People’s desire to beautify themselves for social media photos has hastened the spread of apps that allow users to airbrush and otherwise modify their selfies and other photos. But it turns out a lot of these apps have been stealing photos or even spying on users. The designers who made the apps in question also programmed them to fill users’ phones with full-page ads and steal data by tricking users into believing they won a contest.
Trend Micro, a security intelligence blog, confirmed this news. Some of these “beauty apps” would even send pornographic content to users smartphones everytime they opened the app.
The malicious apps had already been downloaded millions of times by the time they had been pulled from the Play Store. Most of the downloads originated from Asia, specifically India. The developers even managed to “hide” the apps once they were downloaded.

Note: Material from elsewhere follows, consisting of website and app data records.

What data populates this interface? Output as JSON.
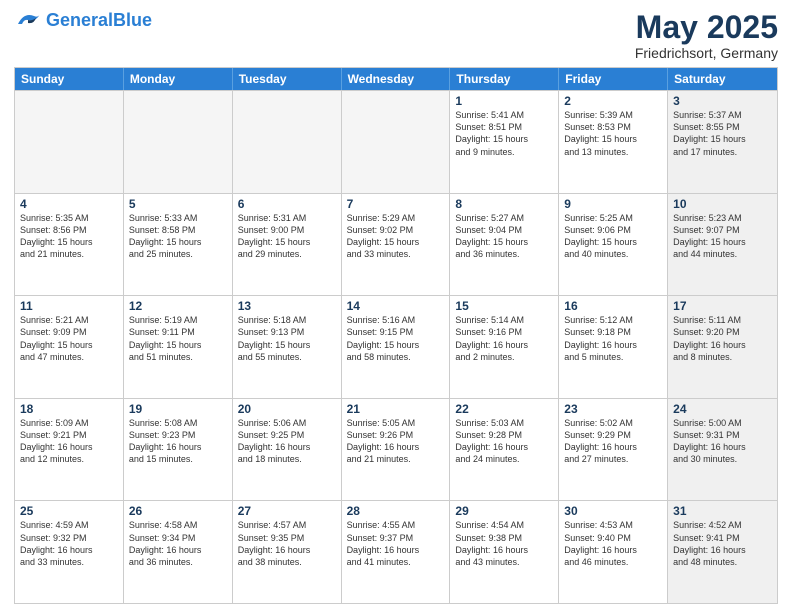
{
  "logo": {
    "line1": "General",
    "line2": "Blue"
  },
  "title": "May 2025",
  "subtitle": "Friedrichsort, Germany",
  "header_days": [
    "Sunday",
    "Monday",
    "Tuesday",
    "Wednesday",
    "Thursday",
    "Friday",
    "Saturday"
  ],
  "weeks": [
    [
      {
        "day": "",
        "info": "",
        "shaded": true
      },
      {
        "day": "",
        "info": "",
        "shaded": true
      },
      {
        "day": "",
        "info": "",
        "shaded": true
      },
      {
        "day": "",
        "info": "",
        "shaded": true
      },
      {
        "day": "1",
        "info": "Sunrise: 5:41 AM\nSunset: 8:51 PM\nDaylight: 15 hours\nand 9 minutes.",
        "shaded": false
      },
      {
        "day": "2",
        "info": "Sunrise: 5:39 AM\nSunset: 8:53 PM\nDaylight: 15 hours\nand 13 minutes.",
        "shaded": false
      },
      {
        "day": "3",
        "info": "Sunrise: 5:37 AM\nSunset: 8:55 PM\nDaylight: 15 hours\nand 17 minutes.",
        "shaded": true
      }
    ],
    [
      {
        "day": "4",
        "info": "Sunrise: 5:35 AM\nSunset: 8:56 PM\nDaylight: 15 hours\nand 21 minutes.",
        "shaded": false
      },
      {
        "day": "5",
        "info": "Sunrise: 5:33 AM\nSunset: 8:58 PM\nDaylight: 15 hours\nand 25 minutes.",
        "shaded": false
      },
      {
        "day": "6",
        "info": "Sunrise: 5:31 AM\nSunset: 9:00 PM\nDaylight: 15 hours\nand 29 minutes.",
        "shaded": false
      },
      {
        "day": "7",
        "info": "Sunrise: 5:29 AM\nSunset: 9:02 PM\nDaylight: 15 hours\nand 33 minutes.",
        "shaded": false
      },
      {
        "day": "8",
        "info": "Sunrise: 5:27 AM\nSunset: 9:04 PM\nDaylight: 15 hours\nand 36 minutes.",
        "shaded": false
      },
      {
        "day": "9",
        "info": "Sunrise: 5:25 AM\nSunset: 9:06 PM\nDaylight: 15 hours\nand 40 minutes.",
        "shaded": false
      },
      {
        "day": "10",
        "info": "Sunrise: 5:23 AM\nSunset: 9:07 PM\nDaylight: 15 hours\nand 44 minutes.",
        "shaded": true
      }
    ],
    [
      {
        "day": "11",
        "info": "Sunrise: 5:21 AM\nSunset: 9:09 PM\nDaylight: 15 hours\nand 47 minutes.",
        "shaded": false
      },
      {
        "day": "12",
        "info": "Sunrise: 5:19 AM\nSunset: 9:11 PM\nDaylight: 15 hours\nand 51 minutes.",
        "shaded": false
      },
      {
        "day": "13",
        "info": "Sunrise: 5:18 AM\nSunset: 9:13 PM\nDaylight: 15 hours\nand 55 minutes.",
        "shaded": false
      },
      {
        "day": "14",
        "info": "Sunrise: 5:16 AM\nSunset: 9:15 PM\nDaylight: 15 hours\nand 58 minutes.",
        "shaded": false
      },
      {
        "day": "15",
        "info": "Sunrise: 5:14 AM\nSunset: 9:16 PM\nDaylight: 16 hours\nand 2 minutes.",
        "shaded": false
      },
      {
        "day": "16",
        "info": "Sunrise: 5:12 AM\nSunset: 9:18 PM\nDaylight: 16 hours\nand 5 minutes.",
        "shaded": false
      },
      {
        "day": "17",
        "info": "Sunrise: 5:11 AM\nSunset: 9:20 PM\nDaylight: 16 hours\nand 8 minutes.",
        "shaded": true
      }
    ],
    [
      {
        "day": "18",
        "info": "Sunrise: 5:09 AM\nSunset: 9:21 PM\nDaylight: 16 hours\nand 12 minutes.",
        "shaded": false
      },
      {
        "day": "19",
        "info": "Sunrise: 5:08 AM\nSunset: 9:23 PM\nDaylight: 16 hours\nand 15 minutes.",
        "shaded": false
      },
      {
        "day": "20",
        "info": "Sunrise: 5:06 AM\nSunset: 9:25 PM\nDaylight: 16 hours\nand 18 minutes.",
        "shaded": false
      },
      {
        "day": "21",
        "info": "Sunrise: 5:05 AM\nSunset: 9:26 PM\nDaylight: 16 hours\nand 21 minutes.",
        "shaded": false
      },
      {
        "day": "22",
        "info": "Sunrise: 5:03 AM\nSunset: 9:28 PM\nDaylight: 16 hours\nand 24 minutes.",
        "shaded": false
      },
      {
        "day": "23",
        "info": "Sunrise: 5:02 AM\nSunset: 9:29 PM\nDaylight: 16 hours\nand 27 minutes.",
        "shaded": false
      },
      {
        "day": "24",
        "info": "Sunrise: 5:00 AM\nSunset: 9:31 PM\nDaylight: 16 hours\nand 30 minutes.",
        "shaded": true
      }
    ],
    [
      {
        "day": "25",
        "info": "Sunrise: 4:59 AM\nSunset: 9:32 PM\nDaylight: 16 hours\nand 33 minutes.",
        "shaded": false
      },
      {
        "day": "26",
        "info": "Sunrise: 4:58 AM\nSunset: 9:34 PM\nDaylight: 16 hours\nand 36 minutes.",
        "shaded": false
      },
      {
        "day": "27",
        "info": "Sunrise: 4:57 AM\nSunset: 9:35 PM\nDaylight: 16 hours\nand 38 minutes.",
        "shaded": false
      },
      {
        "day": "28",
        "info": "Sunrise: 4:55 AM\nSunset: 9:37 PM\nDaylight: 16 hours\nand 41 minutes.",
        "shaded": false
      },
      {
        "day": "29",
        "info": "Sunrise: 4:54 AM\nSunset: 9:38 PM\nDaylight: 16 hours\nand 43 minutes.",
        "shaded": false
      },
      {
        "day": "30",
        "info": "Sunrise: 4:53 AM\nSunset: 9:40 PM\nDaylight: 16 hours\nand 46 minutes.",
        "shaded": false
      },
      {
        "day": "31",
        "info": "Sunrise: 4:52 AM\nSunset: 9:41 PM\nDaylight: 16 hours\nand 48 minutes.",
        "shaded": true
      }
    ]
  ]
}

These apps did not appear in the installed apps list, so users would often forget that they had even installed the app (and could likely have a hard time deleting them without special instructions).
According to Trend Micro, the apps used a variety of tactics to avoid detection and deletions. Many of the apps did not send notifications to users when running on their phones; some compressed the malicious code so it couldn’t be detected instantly; while others ran the code on remote servers.

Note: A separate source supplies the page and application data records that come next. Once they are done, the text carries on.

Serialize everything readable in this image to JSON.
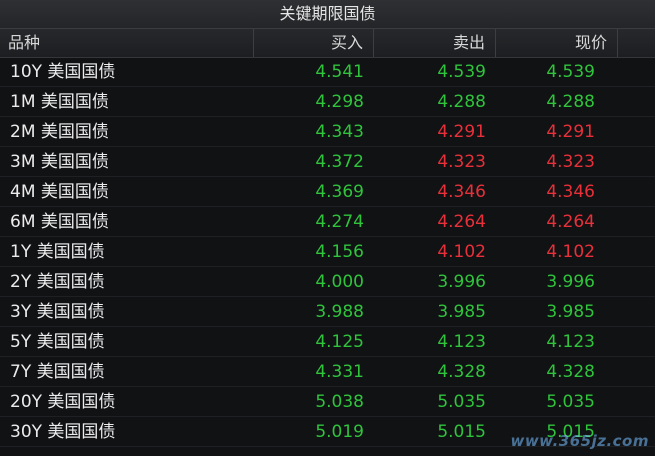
{
  "title": "关键期限国债",
  "columns": {
    "name": "品种",
    "buy": "买入",
    "sell": "卖出",
    "price": "现价"
  },
  "colors": {
    "up": "#2fc43c",
    "down": "#e8303a"
  },
  "rows": [
    {
      "name": "10Y 美国国债",
      "buy": "4.541",
      "sell": "4.539",
      "price": "4.539",
      "sell_dir": "up",
      "price_dir": "up"
    },
    {
      "name": "1M 美国国债",
      "buy": "4.298",
      "sell": "4.288",
      "price": "4.288",
      "sell_dir": "up",
      "price_dir": "up"
    },
    {
      "name": "2M 美国国债",
      "buy": "4.343",
      "sell": "4.291",
      "price": "4.291",
      "sell_dir": "down",
      "price_dir": "down"
    },
    {
      "name": "3M 美国国债",
      "buy": "4.372",
      "sell": "4.323",
      "price": "4.323",
      "sell_dir": "down",
      "price_dir": "down"
    },
    {
      "name": "4M 美国国债",
      "buy": "4.369",
      "sell": "4.346",
      "price": "4.346",
      "sell_dir": "down",
      "price_dir": "down"
    },
    {
      "name": "6M 美国国债",
      "buy": "4.274",
      "sell": "4.264",
      "price": "4.264",
      "sell_dir": "down",
      "price_dir": "down"
    },
    {
      "name": "1Y 美国国债",
      "buy": "4.156",
      "sell": "4.102",
      "price": "4.102",
      "sell_dir": "down",
      "price_dir": "down"
    },
    {
      "name": "2Y 美国国债",
      "buy": "4.000",
      "sell": "3.996",
      "price": "3.996",
      "sell_dir": "up",
      "price_dir": "up"
    },
    {
      "name": "3Y 美国国债",
      "buy": "3.988",
      "sell": "3.985",
      "price": "3.985",
      "sell_dir": "up",
      "price_dir": "up"
    },
    {
      "name": "5Y 美国国债",
      "buy": "4.125",
      "sell": "4.123",
      "price": "4.123",
      "sell_dir": "up",
      "price_dir": "up"
    },
    {
      "name": "7Y 美国国债",
      "buy": "4.331",
      "sell": "4.328",
      "price": "4.328",
      "sell_dir": "up",
      "price_dir": "up"
    },
    {
      "name": "20Y 美国国债",
      "buy": "5.038",
      "sell": "5.035",
      "price": "5.035",
      "sell_dir": "up",
      "price_dir": "up"
    },
    {
      "name": "30Y 美国国债",
      "buy": "5.019",
      "sell": "5.015",
      "price": "5.015",
      "sell_dir": "up",
      "price_dir": "up"
    }
  ],
  "watermark": "www.365jz.com"
}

The beauty apps also tricked users into giving up their personal information. Some asked users several questions and then forced them to enter their info before revealing the information users wanted from the program. Other apps sent photos to a remote server for editing and beautifying (and, of course, kept a copy).
Some apps never returned the photos at all, instead simply displaying a picture with a fake message informing users that they needed to update the app. Trend Micro believes that the stolen photos were used in other nefarious acts, such as providing photos for fake social media accounts.
In total, the 29 malicious apps were downloaded more than 4 million times. Three of the apps alone accounted for more than 3 million of the downloads. Trend Micro noted that:
“These apps seemingly allows users to “beautify” their pictures by uploading them to the designated server. However, instead of getting a final result with the edited photo, the user gets a picture with a fake update prompt in nine different languages. The authors can collect the photos uploaded in the app, and possibly use them for malicious purposes—for example as fake profile pics in social media.”
It was easy for users to be fooled by these apps as they were often impossible to distinguish from credible ones. The only real warning for users was in the reviews of some apps.
Unfortunately, this isn’t the first time that Google has had to delete malicious apps from the Play Store. It will be important to keep track of the ways in which Google attempts to resolve these issues since they continue to pop up.